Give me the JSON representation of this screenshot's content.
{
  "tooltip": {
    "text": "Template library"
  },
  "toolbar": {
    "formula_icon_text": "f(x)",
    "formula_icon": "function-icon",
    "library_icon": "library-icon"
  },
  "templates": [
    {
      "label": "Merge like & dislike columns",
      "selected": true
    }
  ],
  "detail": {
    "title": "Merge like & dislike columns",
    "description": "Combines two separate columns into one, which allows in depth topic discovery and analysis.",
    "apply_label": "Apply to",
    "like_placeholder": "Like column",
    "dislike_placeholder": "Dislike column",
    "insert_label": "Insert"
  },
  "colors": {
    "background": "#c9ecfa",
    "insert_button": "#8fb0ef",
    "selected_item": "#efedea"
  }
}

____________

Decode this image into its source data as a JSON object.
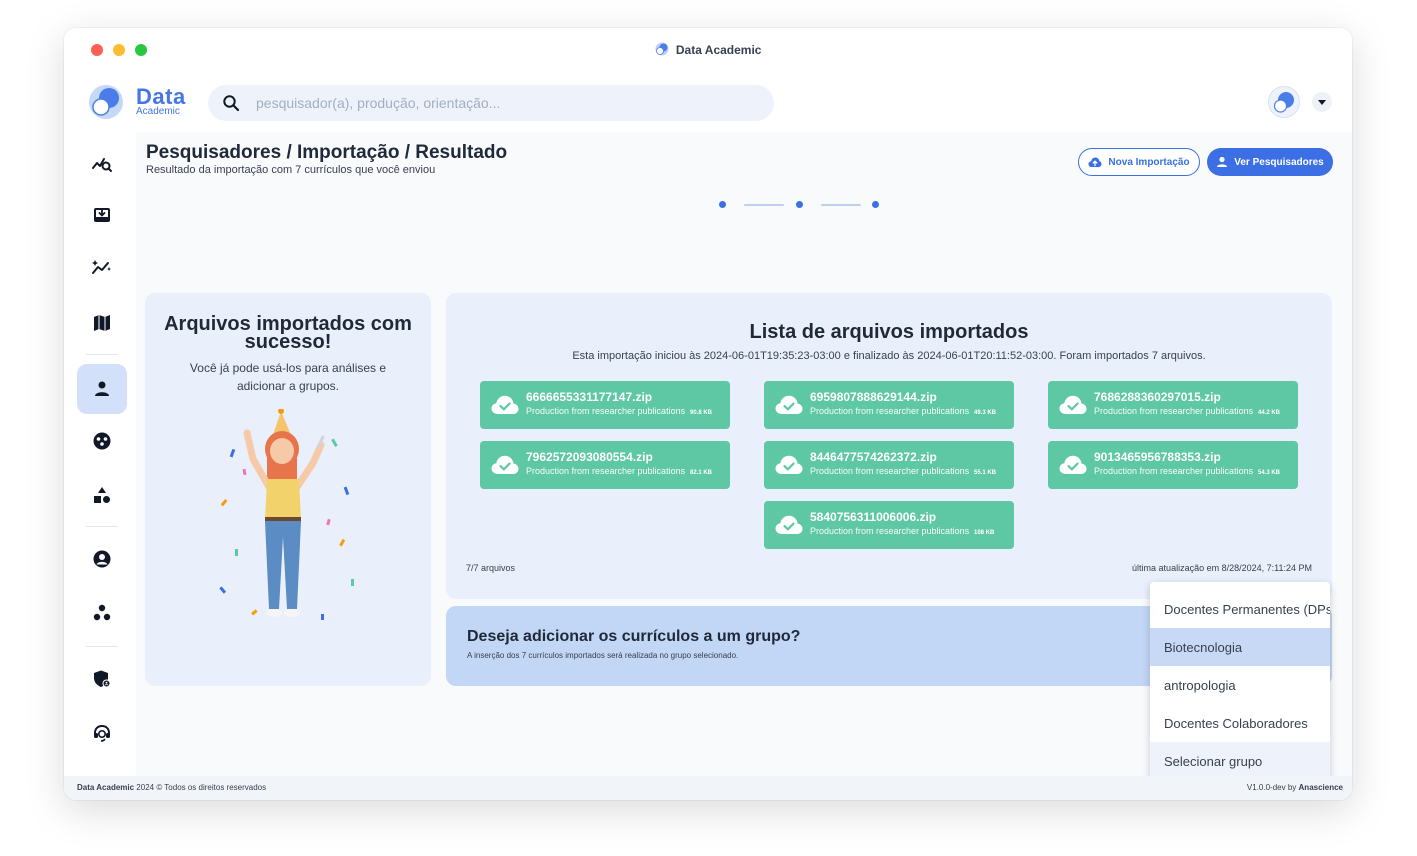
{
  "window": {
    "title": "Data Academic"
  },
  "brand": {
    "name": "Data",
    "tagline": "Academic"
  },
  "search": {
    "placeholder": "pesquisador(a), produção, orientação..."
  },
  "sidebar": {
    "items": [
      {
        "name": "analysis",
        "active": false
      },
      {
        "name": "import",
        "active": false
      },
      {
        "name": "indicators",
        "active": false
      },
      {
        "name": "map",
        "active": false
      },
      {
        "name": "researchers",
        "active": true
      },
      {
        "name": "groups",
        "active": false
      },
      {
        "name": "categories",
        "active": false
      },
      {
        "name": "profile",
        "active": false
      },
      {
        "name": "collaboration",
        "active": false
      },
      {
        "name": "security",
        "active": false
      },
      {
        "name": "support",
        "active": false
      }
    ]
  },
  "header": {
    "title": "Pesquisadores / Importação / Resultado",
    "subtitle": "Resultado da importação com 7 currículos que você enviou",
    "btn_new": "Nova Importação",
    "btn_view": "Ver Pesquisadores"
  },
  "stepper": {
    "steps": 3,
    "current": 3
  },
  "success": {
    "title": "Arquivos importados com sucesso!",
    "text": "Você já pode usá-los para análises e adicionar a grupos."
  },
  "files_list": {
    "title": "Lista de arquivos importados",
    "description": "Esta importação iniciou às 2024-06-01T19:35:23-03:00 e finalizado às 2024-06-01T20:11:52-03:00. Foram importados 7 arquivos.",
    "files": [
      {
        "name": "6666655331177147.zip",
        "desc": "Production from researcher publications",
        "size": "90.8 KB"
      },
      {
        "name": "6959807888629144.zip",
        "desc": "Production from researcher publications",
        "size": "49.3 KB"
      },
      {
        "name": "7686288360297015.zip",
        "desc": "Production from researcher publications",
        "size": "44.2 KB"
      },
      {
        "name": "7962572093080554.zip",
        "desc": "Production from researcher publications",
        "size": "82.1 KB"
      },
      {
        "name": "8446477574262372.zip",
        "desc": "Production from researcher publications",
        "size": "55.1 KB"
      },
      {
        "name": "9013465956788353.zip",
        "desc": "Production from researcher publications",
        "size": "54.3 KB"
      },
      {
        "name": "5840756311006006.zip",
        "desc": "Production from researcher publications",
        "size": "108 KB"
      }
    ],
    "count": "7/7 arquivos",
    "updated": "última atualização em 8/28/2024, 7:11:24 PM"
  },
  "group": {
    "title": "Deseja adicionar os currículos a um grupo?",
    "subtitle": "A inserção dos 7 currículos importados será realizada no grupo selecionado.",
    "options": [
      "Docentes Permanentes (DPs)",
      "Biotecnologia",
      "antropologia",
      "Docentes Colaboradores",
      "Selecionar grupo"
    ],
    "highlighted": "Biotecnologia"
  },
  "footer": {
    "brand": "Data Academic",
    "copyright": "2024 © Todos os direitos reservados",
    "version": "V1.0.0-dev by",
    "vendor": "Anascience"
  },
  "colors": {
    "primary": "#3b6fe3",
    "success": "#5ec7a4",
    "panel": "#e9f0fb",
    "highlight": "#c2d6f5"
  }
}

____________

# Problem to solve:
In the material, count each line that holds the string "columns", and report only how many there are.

# Expected answer:
3